When using Kraken, navigate to the “Funding” tab to access the wallet. From here, select “Deposit” and choose the cryptocurrency to be transferred. Click on “Generate new address” to receive a unique address that can receive the staking coin. Input this address into the third-party wallet and confirm the amount of crypto to be transferred.
3. Select a coin and begin staking
Now that the exchange account has crypto, it’s time to begin staking. Most platforms will have an “earnings hub” where the assets available for staking will be listed. Alternatively, some platforms will allow users to stake directly from their wallets by simply clicking “Stake/Earn” on held assets. Kraken users will need to navigate to the “Earn” tab to view the supported coins.
From here, select the “Stake” option to the right of the relevant asset, underneath the “Actions” heading.
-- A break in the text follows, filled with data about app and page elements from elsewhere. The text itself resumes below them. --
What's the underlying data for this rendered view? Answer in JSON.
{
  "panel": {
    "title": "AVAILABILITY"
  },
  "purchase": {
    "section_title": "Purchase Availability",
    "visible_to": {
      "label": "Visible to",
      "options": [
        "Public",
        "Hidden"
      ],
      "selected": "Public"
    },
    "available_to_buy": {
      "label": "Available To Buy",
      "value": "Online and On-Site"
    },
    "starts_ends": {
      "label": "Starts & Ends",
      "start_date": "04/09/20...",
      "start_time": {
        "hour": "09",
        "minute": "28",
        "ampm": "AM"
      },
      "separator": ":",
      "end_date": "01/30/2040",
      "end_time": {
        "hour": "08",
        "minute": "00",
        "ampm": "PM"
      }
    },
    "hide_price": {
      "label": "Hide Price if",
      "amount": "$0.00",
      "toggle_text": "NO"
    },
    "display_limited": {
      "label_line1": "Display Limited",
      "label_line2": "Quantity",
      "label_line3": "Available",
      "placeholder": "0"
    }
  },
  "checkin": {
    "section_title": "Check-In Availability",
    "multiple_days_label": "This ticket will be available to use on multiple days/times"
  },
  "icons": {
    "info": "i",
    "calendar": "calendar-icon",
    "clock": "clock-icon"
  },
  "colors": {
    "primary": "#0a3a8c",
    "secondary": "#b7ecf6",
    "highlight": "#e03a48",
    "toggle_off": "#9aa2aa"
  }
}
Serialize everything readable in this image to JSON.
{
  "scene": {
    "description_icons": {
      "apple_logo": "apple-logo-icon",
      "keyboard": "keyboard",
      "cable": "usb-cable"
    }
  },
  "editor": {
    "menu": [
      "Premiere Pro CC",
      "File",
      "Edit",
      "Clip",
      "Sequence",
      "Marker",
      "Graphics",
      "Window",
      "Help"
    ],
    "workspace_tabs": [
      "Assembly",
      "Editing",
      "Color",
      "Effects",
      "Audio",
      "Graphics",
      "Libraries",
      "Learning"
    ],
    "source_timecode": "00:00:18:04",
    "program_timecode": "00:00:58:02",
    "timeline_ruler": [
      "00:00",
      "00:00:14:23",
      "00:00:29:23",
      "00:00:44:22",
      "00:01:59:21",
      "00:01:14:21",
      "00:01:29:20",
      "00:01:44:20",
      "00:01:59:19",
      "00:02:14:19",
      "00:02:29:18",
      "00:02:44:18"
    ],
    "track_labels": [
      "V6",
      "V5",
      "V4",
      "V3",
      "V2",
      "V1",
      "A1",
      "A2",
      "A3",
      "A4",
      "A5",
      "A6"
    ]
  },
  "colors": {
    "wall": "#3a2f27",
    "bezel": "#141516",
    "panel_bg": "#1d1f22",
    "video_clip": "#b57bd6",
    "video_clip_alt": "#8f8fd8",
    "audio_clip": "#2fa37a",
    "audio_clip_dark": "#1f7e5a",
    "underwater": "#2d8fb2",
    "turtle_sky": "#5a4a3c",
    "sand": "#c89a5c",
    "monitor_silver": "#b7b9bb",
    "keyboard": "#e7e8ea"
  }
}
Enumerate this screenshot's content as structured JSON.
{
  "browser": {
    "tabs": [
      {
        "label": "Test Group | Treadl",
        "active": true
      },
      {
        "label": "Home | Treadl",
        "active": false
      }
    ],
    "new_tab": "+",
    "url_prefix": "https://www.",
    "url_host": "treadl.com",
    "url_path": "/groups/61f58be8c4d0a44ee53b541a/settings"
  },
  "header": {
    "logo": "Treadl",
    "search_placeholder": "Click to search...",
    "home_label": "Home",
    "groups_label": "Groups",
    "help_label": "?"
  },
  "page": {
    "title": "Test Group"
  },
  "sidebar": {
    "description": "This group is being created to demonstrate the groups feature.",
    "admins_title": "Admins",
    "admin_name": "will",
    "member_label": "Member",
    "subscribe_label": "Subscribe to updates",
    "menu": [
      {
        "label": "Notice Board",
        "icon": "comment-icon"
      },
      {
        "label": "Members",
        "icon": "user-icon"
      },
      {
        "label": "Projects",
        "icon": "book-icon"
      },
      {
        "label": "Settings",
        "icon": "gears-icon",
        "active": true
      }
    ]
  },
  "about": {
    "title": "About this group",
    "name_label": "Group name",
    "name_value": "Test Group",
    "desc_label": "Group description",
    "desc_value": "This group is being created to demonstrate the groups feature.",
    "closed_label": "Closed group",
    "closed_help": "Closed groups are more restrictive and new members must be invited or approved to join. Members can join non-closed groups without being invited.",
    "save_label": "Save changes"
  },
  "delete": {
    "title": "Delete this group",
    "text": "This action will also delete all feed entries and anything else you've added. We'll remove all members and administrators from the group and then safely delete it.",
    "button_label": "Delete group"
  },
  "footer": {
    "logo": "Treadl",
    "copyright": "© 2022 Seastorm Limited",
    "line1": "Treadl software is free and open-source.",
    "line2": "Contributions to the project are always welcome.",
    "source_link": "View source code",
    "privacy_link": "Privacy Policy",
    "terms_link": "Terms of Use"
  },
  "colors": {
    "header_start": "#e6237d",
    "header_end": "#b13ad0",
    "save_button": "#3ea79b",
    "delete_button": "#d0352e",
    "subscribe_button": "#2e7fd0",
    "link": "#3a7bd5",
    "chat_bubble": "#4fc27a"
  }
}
For example, to stake Polkadot, find it in the asset list and then input the amount of DOT to be staked. This can be less than an entire asset holding, although certain currencies may have a minimum amount that can be staked.
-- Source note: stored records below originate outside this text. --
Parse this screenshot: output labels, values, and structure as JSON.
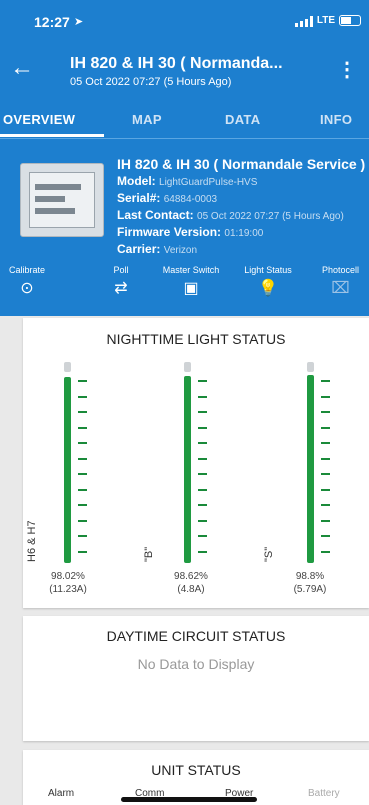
{
  "status_bar": {
    "time": "12:27",
    "network": "LTE"
  },
  "header": {
    "title": "IH 820 & IH 30 ( Normanda...",
    "subtitle": "05 Oct 2022 07:27 (5 Hours Ago)",
    "back_icon": "arrow-left-icon",
    "menu_icon": "kebab-menu-icon"
  },
  "tabs": [
    {
      "label": "OVERVIEW",
      "active": true
    },
    {
      "label": "MAP",
      "active": false
    },
    {
      "label": "DATA",
      "active": false
    },
    {
      "label": "INFO",
      "active": false
    }
  ],
  "device": {
    "name": "IH 820 & IH 30 ( Normandale Service )",
    "model_label": "Model:",
    "model": "LightGuardPulse-HVS",
    "serial_label": "Serial#:",
    "serial": "64884-0003",
    "last_contact_label": "Last Contact:",
    "last_contact": "05 Oct 2022 07:27 (5 Hours Ago)",
    "firmware_label": "Firmware Version:",
    "firmware": "01:19:00",
    "carrier_label": "Carrier:",
    "carrier": "Verizon"
  },
  "quick_actions": [
    {
      "label": "Calibrate",
      "icon": "target-icon"
    },
    {
      "label": "Poll",
      "icon": "repeat-icon"
    },
    {
      "label": "Master Switch",
      "icon": "switch-icon"
    },
    {
      "label": "Light Status",
      "icon": "lightbulb-icon"
    },
    {
      "label": "Photocell",
      "icon": "photocell-icon"
    }
  ],
  "nighttime": {
    "title": "NIGHTTIME LIGHT STATUS",
    "circuits": [
      {
        "label": "H6 & H7",
        "percent": "98.02%",
        "amps": "(11.23A)",
        "level": 0.98
      },
      {
        "label": "\"B\"",
        "percent": "98.62%",
        "amps": "(4.8A)",
        "level": 0.986
      },
      {
        "label": "\"S\"",
        "percent": "98.8%",
        "amps": "(5.79A)",
        "level": 0.988
      }
    ]
  },
  "daytime": {
    "title": "DAYTIME CIRCUIT STATUS",
    "empty_text": "No Data to Display"
  },
  "unit_status": {
    "title": "UNIT STATUS",
    "items": [
      "Alarm",
      "Comm",
      "Power",
      "Battery"
    ]
  },
  "colors": {
    "primary": "#1d7fcf",
    "level_bar": "#1f9a41"
  }
}
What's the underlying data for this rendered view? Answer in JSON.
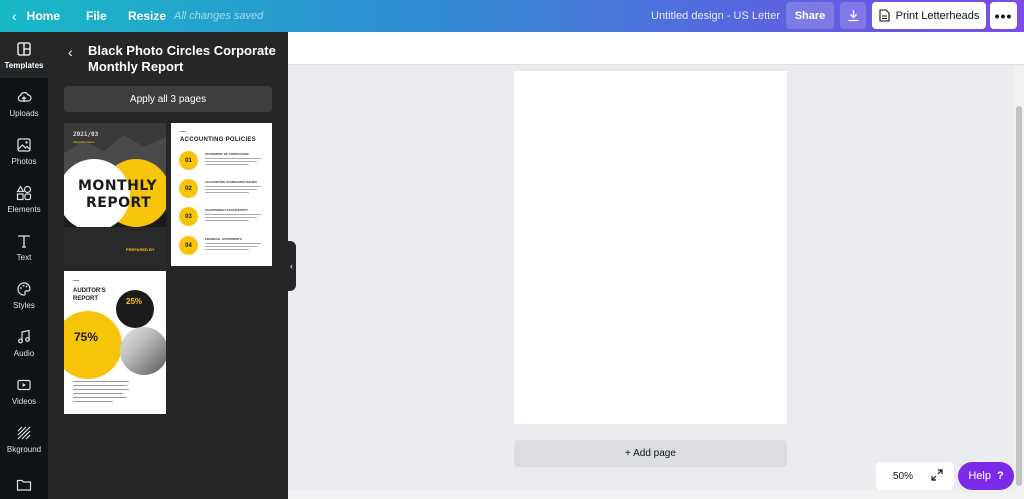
{
  "topbar": {
    "home_label": "Home",
    "file_label": "File",
    "resize_label": "Resize",
    "save_status": "All changes saved",
    "design_title": "Untitled design - US Letter",
    "share_label": "Share",
    "print_label": "Print Letterheads",
    "more_label": "•••"
  },
  "rail": {
    "items": [
      {
        "label": "Templates",
        "icon": "templates-icon"
      },
      {
        "label": "Uploads",
        "icon": "upload-icon"
      },
      {
        "label": "Photos",
        "icon": "photo-icon"
      },
      {
        "label": "Elements",
        "icon": "elements-icon"
      },
      {
        "label": "Text",
        "icon": "text-icon"
      },
      {
        "label": "Styles",
        "icon": "palette-icon"
      },
      {
        "label": "Audio",
        "icon": "music-icon"
      },
      {
        "label": "Videos",
        "icon": "video-icon"
      },
      {
        "label": "Bkground",
        "icon": "background-icon"
      },
      {
        "label": "",
        "icon": "folder-icon"
      }
    ]
  },
  "panel": {
    "title": "Black Photo Circles Corporate Monthly Report",
    "apply_label": "Apply all 3 pages",
    "thumb1": {
      "date": "2021/03",
      "subtitle": "Magazine Name",
      "title_line1": "MONTHLY",
      "title_line2": "REPORT",
      "prepared": "PREPARED BY"
    },
    "thumb2": {
      "heading": "ACCOUNTING POLICIES",
      "rows": [
        {
          "num": "01",
          "label": "STATEMENT OF COMPLIANCE"
        },
        {
          "num": "02",
          "label": "ACCOUNTING STANDARDS ISSUED"
        },
        {
          "num": "03",
          "label": "CHARTERED ACCOUNTANTS"
        },
        {
          "num": "04",
          "label": "FINANCIAL STATEMENTS"
        }
      ]
    },
    "thumb3": {
      "title_line1": "AUDITOR'S",
      "title_line2": "REPORT",
      "pct_small": "25%",
      "pct_large": "75%"
    }
  },
  "canvas": {
    "add_page_label": "+ Add page",
    "zoom": "50%"
  },
  "help": {
    "label": "Help",
    "mark": "?"
  },
  "colors": {
    "accent_purple": "#7d2ae8",
    "template_yellow": "#f6c50a",
    "panel_dark": "#252627",
    "rail_dark": "#0e1318"
  }
}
Confirm the transaction, and that’s it! Within minutes, the cryptocurrency will be staked and passively earning income. The user will be able to check the estimated reward % on a daily basis including the rewards earned, balance and total staking value on the platform.
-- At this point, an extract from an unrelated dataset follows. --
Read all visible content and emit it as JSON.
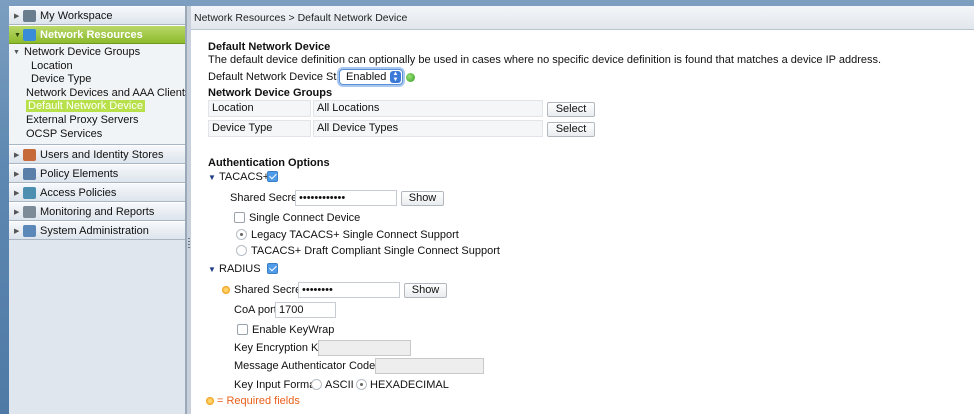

Frequently Asked Questions
It depends on the actual cryptocurrency and the platform which will have a minimum staking requirement. For example, some platforms allow as little as 0.01 of a cryptocurrency to be eligible for staking. Exchanges tend to have lower barriers to entry than alternatives. Those with the desire to become a validator themselves will often require a substantial amount of capital to start off with. For example, Ethereum requires 32 ETH staked before users can begin validating transactions.
Yes, staking is not “free money” and there are risks involved which can result in the total loss of assets due to failed protocols or hacks. Moreover, the potential losses of the actual cryptocurrency can exceed reward rates from staking. This is due to the volatile nature of the market which can decline quickly while assets are locked in staking pools.
No. Bitcoin uses a proof-of-work consensus mechanism, which involves mining to unlock potential earnings. However, a number of lending services exist for users that wish to earn a passive income atop their BTC portfolio.
Staking can be a fantastic way for crypto investors to begin earning passive income. Most people tend to just leave their held coins sitting in an exchange or a wallet, which means they’re missing out on potential earnings. Additionally, staking can be a decent way of hedging against market losses.
Those with a bit of blockchain expertise can even become validators to earn much higher rewards and directly contribute to the health and operation of a network. It is also a great way to get involved in a community and begin voting on important governance proposals. However, staking is not without its risks, and it's vital to ensure you understand them before you begin.